A perplexing question, involving the complex party lineup, arose at the trial with respect to the verdicts. The court gave eight forms of verdict to the jury pertaining to the various issues raised by Johnson's complaint and Watters' cross-claim against Hise. The jury returned a verdict in favor of plaintiff against Hise for $25,000, against Watters and Gallatin County for $22,500, and in favor of Watters against Hise on the cross-claim for $15,000. No request was made for a polling of the jury.

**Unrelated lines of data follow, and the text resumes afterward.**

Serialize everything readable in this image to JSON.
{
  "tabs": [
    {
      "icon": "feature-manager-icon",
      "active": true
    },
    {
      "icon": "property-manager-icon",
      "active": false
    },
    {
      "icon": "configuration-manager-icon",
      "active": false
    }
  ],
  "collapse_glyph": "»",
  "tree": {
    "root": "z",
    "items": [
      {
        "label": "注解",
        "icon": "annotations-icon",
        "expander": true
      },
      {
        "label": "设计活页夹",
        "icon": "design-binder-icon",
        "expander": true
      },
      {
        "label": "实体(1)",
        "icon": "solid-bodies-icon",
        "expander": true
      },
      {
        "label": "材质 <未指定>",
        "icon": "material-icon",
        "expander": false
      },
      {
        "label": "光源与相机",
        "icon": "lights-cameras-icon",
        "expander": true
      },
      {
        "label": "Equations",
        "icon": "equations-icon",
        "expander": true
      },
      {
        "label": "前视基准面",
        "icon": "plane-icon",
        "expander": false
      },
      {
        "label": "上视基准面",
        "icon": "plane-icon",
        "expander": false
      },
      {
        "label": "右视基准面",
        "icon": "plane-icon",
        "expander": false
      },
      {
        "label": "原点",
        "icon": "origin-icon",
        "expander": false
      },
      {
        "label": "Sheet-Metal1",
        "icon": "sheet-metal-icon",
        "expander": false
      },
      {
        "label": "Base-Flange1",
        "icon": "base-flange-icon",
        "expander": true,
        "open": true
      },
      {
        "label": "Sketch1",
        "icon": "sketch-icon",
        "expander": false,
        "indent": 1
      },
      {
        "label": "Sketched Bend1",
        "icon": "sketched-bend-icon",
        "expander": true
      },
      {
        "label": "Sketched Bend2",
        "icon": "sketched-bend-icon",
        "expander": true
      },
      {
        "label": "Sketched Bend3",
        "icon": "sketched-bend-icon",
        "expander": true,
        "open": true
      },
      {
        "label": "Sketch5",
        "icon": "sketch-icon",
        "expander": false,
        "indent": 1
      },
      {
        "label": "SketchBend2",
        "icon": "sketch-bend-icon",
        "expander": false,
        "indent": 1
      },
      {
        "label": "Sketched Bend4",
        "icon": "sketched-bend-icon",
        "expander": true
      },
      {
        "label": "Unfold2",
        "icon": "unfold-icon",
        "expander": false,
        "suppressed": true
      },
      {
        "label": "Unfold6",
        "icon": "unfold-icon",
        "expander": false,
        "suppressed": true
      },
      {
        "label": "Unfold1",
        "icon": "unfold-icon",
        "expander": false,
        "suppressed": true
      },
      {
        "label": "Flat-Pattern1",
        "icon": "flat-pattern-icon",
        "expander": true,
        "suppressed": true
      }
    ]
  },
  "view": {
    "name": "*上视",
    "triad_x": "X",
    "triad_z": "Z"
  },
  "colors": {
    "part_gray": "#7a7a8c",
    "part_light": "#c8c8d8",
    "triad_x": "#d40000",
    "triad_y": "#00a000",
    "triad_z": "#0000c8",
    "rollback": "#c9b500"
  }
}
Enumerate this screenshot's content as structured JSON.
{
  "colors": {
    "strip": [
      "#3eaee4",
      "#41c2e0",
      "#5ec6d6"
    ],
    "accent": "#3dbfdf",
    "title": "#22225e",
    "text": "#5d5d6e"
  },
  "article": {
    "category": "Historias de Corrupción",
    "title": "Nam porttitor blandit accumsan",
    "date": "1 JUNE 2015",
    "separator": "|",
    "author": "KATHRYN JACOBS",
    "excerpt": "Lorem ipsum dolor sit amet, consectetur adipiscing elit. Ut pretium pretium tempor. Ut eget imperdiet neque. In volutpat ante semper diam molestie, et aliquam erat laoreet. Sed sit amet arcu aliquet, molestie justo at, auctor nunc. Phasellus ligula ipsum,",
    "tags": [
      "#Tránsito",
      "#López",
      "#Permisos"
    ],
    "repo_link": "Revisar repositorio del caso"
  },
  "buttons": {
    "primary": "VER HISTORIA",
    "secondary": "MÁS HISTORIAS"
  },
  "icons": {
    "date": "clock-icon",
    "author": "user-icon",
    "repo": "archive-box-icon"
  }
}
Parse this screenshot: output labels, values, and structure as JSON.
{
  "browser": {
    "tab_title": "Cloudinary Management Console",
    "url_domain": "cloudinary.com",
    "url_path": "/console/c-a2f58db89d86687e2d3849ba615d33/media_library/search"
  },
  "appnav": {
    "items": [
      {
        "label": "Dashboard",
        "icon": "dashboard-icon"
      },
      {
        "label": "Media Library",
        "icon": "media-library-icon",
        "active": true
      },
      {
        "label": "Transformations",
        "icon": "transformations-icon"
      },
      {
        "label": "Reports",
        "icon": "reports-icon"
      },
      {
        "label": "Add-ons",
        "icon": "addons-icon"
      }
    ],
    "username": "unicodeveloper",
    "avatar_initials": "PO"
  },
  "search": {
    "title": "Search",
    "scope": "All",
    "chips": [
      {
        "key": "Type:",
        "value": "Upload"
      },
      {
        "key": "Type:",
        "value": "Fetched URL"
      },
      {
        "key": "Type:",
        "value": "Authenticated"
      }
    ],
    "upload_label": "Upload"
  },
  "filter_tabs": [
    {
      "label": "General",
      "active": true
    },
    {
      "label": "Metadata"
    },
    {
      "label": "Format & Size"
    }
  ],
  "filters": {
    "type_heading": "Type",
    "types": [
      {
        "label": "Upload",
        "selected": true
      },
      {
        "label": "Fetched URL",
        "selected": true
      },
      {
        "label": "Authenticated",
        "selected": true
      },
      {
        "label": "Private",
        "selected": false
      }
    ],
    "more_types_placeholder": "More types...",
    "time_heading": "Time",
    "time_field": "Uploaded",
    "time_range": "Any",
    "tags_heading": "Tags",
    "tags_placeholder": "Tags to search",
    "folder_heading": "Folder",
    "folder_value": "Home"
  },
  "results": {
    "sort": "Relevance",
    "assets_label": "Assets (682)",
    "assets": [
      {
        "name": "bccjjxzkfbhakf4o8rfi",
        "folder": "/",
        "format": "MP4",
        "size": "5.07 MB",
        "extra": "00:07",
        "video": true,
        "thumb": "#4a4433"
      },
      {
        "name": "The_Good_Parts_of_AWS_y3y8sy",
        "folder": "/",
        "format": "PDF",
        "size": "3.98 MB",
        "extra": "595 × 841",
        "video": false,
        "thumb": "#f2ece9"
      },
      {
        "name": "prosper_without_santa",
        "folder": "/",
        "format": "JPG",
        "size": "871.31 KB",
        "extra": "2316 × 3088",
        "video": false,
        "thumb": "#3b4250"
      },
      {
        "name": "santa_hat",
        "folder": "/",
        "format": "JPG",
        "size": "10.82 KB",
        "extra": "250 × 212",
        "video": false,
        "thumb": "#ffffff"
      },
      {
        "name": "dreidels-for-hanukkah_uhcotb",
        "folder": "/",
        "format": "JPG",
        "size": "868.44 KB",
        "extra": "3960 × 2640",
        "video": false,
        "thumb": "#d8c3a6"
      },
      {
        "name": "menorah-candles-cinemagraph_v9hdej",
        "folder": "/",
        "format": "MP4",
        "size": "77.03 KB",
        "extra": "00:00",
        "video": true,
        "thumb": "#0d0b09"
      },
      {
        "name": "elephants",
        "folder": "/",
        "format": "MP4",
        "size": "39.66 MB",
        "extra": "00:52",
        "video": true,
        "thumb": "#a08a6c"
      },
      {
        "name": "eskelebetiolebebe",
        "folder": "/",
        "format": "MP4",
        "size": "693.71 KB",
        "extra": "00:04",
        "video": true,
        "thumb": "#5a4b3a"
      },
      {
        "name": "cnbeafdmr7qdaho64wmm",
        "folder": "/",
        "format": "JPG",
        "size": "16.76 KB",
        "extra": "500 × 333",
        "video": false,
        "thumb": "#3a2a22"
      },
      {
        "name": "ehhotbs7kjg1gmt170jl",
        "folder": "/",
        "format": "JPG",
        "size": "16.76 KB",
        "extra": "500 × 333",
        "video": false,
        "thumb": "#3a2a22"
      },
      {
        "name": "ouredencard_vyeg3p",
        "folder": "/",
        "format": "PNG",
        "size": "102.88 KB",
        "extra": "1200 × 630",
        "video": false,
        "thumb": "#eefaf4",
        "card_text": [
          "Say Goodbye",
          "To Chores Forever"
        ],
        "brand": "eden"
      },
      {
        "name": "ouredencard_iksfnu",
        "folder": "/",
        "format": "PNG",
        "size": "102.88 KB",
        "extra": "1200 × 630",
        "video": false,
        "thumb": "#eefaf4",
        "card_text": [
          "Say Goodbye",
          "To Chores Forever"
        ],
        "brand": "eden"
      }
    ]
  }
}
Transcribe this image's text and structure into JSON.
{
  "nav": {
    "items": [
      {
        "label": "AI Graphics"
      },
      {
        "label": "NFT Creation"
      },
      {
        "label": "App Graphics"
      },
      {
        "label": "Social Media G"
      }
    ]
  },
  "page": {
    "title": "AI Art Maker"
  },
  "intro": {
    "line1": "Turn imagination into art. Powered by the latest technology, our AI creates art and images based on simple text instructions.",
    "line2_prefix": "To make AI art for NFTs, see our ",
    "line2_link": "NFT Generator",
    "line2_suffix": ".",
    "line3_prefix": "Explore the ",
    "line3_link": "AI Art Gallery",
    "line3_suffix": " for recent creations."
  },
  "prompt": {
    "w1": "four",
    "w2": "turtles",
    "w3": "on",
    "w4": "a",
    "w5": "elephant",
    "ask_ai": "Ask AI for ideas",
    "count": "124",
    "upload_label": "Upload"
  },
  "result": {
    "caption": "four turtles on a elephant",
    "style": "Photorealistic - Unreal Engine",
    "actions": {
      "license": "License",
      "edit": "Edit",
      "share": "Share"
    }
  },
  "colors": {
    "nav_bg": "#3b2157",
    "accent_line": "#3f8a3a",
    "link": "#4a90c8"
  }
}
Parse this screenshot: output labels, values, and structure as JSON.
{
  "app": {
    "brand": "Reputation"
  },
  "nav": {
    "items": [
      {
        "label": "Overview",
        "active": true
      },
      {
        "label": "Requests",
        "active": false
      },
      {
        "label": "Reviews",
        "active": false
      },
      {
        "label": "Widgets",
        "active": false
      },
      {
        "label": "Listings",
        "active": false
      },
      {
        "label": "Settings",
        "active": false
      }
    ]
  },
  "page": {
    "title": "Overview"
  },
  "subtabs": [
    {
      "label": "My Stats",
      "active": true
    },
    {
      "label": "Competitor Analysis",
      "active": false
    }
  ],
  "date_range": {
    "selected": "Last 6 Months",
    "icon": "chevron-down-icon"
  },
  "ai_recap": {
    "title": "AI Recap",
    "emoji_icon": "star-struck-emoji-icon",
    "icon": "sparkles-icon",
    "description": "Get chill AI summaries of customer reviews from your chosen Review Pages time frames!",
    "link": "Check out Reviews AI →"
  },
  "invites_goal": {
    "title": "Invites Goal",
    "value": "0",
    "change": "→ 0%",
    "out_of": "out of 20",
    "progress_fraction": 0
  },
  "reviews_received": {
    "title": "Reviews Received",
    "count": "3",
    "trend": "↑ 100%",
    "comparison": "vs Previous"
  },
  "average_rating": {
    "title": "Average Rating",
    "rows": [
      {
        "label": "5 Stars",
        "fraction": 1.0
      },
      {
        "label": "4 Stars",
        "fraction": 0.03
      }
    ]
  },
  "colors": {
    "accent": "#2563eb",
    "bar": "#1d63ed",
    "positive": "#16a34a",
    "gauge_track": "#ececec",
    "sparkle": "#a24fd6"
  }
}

Watters and Gallatin County contend that the verdicts were an improper attempt to apportion damages against joint tortfeasors, rendering the verdicts void and requiring a new trial. The argument rests upon authority of Michels v. Bezley, 12 Ill.App.2d 456, 140 N.E.2d 134 (1957), which held that a jury may not apportion damages against two or more joint tortfeasors, each found to be liable, by returning separate verdicts. We shall assume but not decide that Bezley would apply to vitiate the verdicts for Johnson against Hise and Watters and Gallatin County as joint tortfeasors, under the situation before us. On the basis of the post-trial motion, however, the Bezley decision does not preclude our entering judgment here on the verdict against Watters and Gallatin County.
After verdicts were returned and before judgment was entered, plaintiff moved for entry of a nolle prosequi as to Hise and to "affirm * * * judgment" against Watters and Gallatin County. The district court granted the motion. We think this action and the judgment entered were proper, Chmielewski v. Marich, 2 Ill.2d 568, 119 N.E.2d 247, 249, 42 A.L.R.2d 1023 (1954); Koltz v. Jahaaske, 312 Ill.App. 623, 38 N.E.2d 973 (1942), and removed the basis for any claim of impropriety between verdicts for plaintiff and against the joint tortfeasor defendants.
Watters also contends that the rendered verdicts are "clearly inconsistent." We see no inconsistency in the verdicts for Johnson against Watters and Gallatin County and for Watters against Hise. Watters could very well have been negligent as to Johnson and in the exercise of due care as to Hise. We hold there was no inconsistency in the verdicts which required a new trial.
On his cross-appeal, plaintiff contends that the district court erred in not sustaining his post-trial motion for judgment of $47,500, being the total of the verdicts against all the defendants. There is nothing here to show that the verdict was patently erroneous, and that the jury intended to award a sum total of $47,500 damages in plaintiff's favor against all defendants. We are unable to imply that intention on this record. Plaintiff does not argue that the award of $22,500, entered on his motion, is not within range of the evidence. We cannot say that the district court denied substantial justice to the plaintiff.
For the reasons given, the judgment in plaintiff's favor for $22,500 is affirmed.
See Ill.Rev.Stat. Ch. 24, §§ 1-4-5, 1-1-6 (1967)